_What the task asks_
A set of records appears below. Print them all, word for word.

_Material provided_
<<<<

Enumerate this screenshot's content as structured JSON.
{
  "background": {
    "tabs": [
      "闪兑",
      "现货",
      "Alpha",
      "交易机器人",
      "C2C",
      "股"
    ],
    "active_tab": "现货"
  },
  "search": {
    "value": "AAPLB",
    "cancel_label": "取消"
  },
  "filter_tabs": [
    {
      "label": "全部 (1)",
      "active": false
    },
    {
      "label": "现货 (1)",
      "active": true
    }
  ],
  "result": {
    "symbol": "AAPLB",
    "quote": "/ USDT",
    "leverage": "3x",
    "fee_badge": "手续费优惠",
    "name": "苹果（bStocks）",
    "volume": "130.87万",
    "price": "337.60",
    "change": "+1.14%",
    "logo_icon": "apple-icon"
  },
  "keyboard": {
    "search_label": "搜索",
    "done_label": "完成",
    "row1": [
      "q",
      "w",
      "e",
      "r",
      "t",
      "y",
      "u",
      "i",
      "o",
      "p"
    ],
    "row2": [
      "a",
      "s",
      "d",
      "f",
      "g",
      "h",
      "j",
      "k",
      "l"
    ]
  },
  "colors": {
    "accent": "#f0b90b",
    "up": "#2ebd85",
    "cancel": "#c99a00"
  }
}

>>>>

_Output below_
Enumerate this screenshot's content as structured JSON.
{
  "background": {
    "tabs": [
      "闪兑",
      "现货",
      "Alpha",
      "交易机器人",
      "C2C",
      "股"
    ],
    "active_tab": "现货"
  },
  "search": {
    "value": "AAPLB",
    "cancel_label": "取消"
  },
  "filter_tabs": [
    {
      "label": "全部 (1)",
      "active": false
    },
    {
      "label": "现货 (1)",
      "active": true
    }
  ],
  "result": {
    "symbol": "AAPLB",
    "quote": "/ USDT",
    "leverage": "3x",
    "fee_badge": "手续费优惠",
    "name": "苹果（bStocks）",
    "volume": "130.87万",
    "price": "337.60",
    "change": "+1.14%",
    "logo_icon": "apple-icon"
  },
  "keyboard": {
    "search_label": "搜索",
    "done_label": "完成",
    "row1": [
      "q",
      "w",
      "e",
      "r",
      "t",
      "y",
      "u",
      "i",
      "o",
      "p"
    ],
    "row2": [
      "a",
      "s",
      "d",
      "f",
      "g",
      "h",
      "j",
      "k",
      "l"
    ]
  },
  "colors": {
    "accent": "#f0b90b",
    "up": "#2ebd85",
    "cancel": "#c99a00"
  }
}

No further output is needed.